Sihle Zikalala allay fears around the possible looting of funds.
By Lehlohonolo Lehana.
KwaZulu-Natal Premier Sihle Zikalala said the provincial government would be proactive in preventing any corruption as resources were made available to rebuild and recover.
The floods claimed 443 lives and destroyed thousands of homes and infrastructure.
During a media briefing on Sunday afternoon, Zikalala took the opportunity to allay fears around the possible looting of funds.
Zikalala has also defended the delivery of water by a tanker to his personal home.
In a video shared on social media, the water - meant for the public - is delivered to his homestead in the wake of the devastating floods in the province.
Zikalala contextualised that the water was delivered after the local community had been assisted first.
"They gave water all over," he said, explaining that only after this did they deliver to his house, and after his wife had tried to access water elsewhere.
He adds: "What is not reported, is what the family, led by my wife, is doing in cooking and providing food to the people staging at (the community) hall."
The floodwaters are the strongest to have struck KwaZulu-Natal in recent memory and were triggered by torrential rains that lashed the province last week.
The deluge engulfed the region, smashing in]to the port city of Durban and surrounding areas, pulling with it buildings and people. Most of the casualties were in Durban, and parts of the city have been without water for days.
Scores of hospitals and more than 500 schools in the region have also been destroyed.
In some of the worst-affected areas, some residents faced an agonising wait for the news of missing loved ones.
"We haven't lost hope. Although we are constantly worried as (the) days continue," said Sbongile Mjoka, a resident of Sunshine village in the eThekwini municipality whose eight-year-old nephew has been missing for days.
In a nearby semi-rural area, three members of the Sibiya family were killed when the walls of the room where they slept collapsed and four-year-old Bongeka Sibiya is still missing.
"Everything is a harsh reminder of what we lost, and not being able to find (Bongeka) is devastating because we can't grieve or heal.
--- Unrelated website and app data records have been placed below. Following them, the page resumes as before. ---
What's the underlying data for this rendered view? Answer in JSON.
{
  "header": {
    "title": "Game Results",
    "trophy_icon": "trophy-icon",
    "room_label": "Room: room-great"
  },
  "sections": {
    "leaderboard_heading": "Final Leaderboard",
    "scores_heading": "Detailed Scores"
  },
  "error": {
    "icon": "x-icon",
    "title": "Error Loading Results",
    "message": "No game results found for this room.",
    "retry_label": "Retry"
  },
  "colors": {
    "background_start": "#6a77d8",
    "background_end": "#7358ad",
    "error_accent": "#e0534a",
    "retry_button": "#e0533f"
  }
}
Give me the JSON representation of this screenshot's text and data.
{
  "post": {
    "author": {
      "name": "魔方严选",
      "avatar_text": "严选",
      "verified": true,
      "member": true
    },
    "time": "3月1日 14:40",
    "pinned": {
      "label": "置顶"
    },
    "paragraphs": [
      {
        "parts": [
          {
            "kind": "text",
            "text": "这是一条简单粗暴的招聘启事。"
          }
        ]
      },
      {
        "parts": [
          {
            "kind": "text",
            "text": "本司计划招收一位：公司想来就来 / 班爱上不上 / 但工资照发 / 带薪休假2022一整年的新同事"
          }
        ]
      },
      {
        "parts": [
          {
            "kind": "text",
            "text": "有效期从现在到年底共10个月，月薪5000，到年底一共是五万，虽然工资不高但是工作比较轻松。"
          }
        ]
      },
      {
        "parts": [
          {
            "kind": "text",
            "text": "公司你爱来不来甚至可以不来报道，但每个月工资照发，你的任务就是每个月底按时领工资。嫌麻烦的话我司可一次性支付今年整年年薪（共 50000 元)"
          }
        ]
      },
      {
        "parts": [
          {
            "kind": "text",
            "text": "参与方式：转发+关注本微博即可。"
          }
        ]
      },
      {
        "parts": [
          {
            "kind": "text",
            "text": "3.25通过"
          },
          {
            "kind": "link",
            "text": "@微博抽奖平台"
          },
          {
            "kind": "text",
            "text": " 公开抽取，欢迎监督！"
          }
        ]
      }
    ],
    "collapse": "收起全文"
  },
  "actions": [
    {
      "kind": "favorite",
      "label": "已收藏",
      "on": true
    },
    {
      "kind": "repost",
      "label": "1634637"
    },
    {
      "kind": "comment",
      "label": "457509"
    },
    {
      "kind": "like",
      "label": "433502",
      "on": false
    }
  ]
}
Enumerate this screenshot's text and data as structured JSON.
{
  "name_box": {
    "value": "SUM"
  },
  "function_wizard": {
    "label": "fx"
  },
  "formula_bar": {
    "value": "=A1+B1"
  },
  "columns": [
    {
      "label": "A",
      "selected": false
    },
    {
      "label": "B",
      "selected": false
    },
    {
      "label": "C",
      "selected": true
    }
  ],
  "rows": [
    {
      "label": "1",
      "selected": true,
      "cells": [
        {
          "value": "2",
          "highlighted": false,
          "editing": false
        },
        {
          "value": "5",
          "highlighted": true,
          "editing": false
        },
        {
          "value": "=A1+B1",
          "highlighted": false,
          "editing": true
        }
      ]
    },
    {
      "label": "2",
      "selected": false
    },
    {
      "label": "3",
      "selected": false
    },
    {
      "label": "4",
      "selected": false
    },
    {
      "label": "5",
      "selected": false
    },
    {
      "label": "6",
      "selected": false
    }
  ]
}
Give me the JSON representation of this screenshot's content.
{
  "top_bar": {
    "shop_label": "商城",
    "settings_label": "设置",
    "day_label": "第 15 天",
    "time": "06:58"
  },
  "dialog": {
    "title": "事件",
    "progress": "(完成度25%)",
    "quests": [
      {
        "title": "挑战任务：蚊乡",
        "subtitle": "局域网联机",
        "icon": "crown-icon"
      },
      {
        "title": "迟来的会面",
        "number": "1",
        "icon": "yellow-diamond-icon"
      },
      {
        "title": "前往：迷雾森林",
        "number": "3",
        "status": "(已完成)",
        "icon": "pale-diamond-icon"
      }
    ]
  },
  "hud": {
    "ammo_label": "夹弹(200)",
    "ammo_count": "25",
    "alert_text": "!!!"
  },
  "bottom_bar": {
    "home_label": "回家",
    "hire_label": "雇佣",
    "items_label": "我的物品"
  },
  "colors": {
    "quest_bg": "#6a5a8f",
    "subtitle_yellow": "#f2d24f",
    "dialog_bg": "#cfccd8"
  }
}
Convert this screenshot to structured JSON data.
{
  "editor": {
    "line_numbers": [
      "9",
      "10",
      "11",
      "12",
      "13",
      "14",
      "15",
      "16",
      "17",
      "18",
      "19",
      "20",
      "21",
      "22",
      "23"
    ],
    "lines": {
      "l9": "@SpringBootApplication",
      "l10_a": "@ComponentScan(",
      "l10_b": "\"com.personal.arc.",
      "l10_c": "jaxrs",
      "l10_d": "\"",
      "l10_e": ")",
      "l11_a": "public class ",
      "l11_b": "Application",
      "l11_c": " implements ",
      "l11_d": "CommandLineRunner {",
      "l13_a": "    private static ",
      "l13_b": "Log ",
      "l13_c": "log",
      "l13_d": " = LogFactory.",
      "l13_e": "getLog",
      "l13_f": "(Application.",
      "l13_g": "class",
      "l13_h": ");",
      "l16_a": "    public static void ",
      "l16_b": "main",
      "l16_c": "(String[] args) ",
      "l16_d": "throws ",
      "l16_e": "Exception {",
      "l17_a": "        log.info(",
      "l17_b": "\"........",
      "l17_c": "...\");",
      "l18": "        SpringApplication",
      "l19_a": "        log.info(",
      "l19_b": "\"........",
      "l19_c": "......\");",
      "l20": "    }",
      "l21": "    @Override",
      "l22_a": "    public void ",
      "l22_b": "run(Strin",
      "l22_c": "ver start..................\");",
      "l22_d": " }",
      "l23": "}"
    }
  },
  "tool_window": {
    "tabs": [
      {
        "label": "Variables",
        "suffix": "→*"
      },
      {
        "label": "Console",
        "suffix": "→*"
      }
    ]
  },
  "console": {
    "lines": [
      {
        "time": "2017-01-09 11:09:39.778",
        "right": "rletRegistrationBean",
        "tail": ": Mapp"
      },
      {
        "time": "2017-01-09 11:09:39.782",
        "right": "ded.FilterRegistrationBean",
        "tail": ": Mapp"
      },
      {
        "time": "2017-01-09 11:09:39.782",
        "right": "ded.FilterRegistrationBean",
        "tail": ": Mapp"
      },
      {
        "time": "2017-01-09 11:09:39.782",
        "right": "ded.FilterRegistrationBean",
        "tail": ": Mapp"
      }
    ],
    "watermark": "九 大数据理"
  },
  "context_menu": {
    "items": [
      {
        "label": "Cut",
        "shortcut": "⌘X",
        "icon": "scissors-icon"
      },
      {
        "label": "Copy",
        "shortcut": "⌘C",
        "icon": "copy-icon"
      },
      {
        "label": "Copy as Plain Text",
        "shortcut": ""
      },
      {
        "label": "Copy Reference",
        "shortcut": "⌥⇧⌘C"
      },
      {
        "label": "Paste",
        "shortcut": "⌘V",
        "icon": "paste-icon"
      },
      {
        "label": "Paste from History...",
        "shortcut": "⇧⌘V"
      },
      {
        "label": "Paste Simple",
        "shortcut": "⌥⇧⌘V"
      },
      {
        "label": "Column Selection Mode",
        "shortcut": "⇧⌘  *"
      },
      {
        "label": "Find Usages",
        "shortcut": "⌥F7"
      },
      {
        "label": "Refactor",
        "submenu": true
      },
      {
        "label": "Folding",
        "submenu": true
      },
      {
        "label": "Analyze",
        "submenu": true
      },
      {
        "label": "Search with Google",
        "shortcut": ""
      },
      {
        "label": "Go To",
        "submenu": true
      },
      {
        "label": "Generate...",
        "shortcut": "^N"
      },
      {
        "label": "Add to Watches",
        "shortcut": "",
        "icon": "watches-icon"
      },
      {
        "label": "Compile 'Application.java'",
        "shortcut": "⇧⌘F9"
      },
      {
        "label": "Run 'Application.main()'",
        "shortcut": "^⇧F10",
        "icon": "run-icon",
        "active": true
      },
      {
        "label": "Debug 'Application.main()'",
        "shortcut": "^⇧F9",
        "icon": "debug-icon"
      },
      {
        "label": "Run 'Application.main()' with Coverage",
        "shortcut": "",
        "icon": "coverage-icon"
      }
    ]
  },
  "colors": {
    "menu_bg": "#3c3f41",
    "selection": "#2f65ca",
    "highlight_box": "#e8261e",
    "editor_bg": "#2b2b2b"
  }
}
At this stage we are left feeling empty," Lethiwe Sibiya, 33,said.
Amid the destruction, climbing temperatures and an overcast sky, survivors sought divine solace and temporary distraction from their misery while observing Easter Sunday.
Thulisile Mkhabela went to church, at a large white concrete building with a tiled roof – one of a few solid structures left standing by the raging floods that engulfed her Inanda township.
She recalled watching her house gradually collapse under the weight of the waters six days ago.
It started with the living room. "We took out whatever we could," she said, and took the children to what was thought to be a secure outbuilding. As "soon as we took them out then the bedroom started collapsing", she said.
The family then moved to an outbuilding, which had also been damaged but held together for the rest of the night.
That building has since collapsed and they are now "squatting" in her brother's two-bedroom house where 12 people are crammed.
Worshippers at the United Congregational Church of Southern Africa raised hands as tears rolled down, while others fell to the ground during emotional prayers.
Rains were starting to let up on Sunday, allowing for search and relief aid operations to continue in and around Durban. The city of 3.5 million was overcast but the South African Weather Service said rainfall would have cleared by midweek.
The government, churches and charities were marshalling relief aid for the more than 40,000 people left homeless by the raging floodwaters.
The government has announced an immediate one billion rand in emergency relief funding.
While the southeastern region has suffered some flooding before, the devastation has never been so severe. South Africans have previously watched similar tragedies hit neighbouring countries such as cyclone-prone Mozambique.
The country is still struggling to recover from the COVID-19 pandemic and deadly riots last year that killed more than 350 people, mostly in the now flood-struck southeastern region.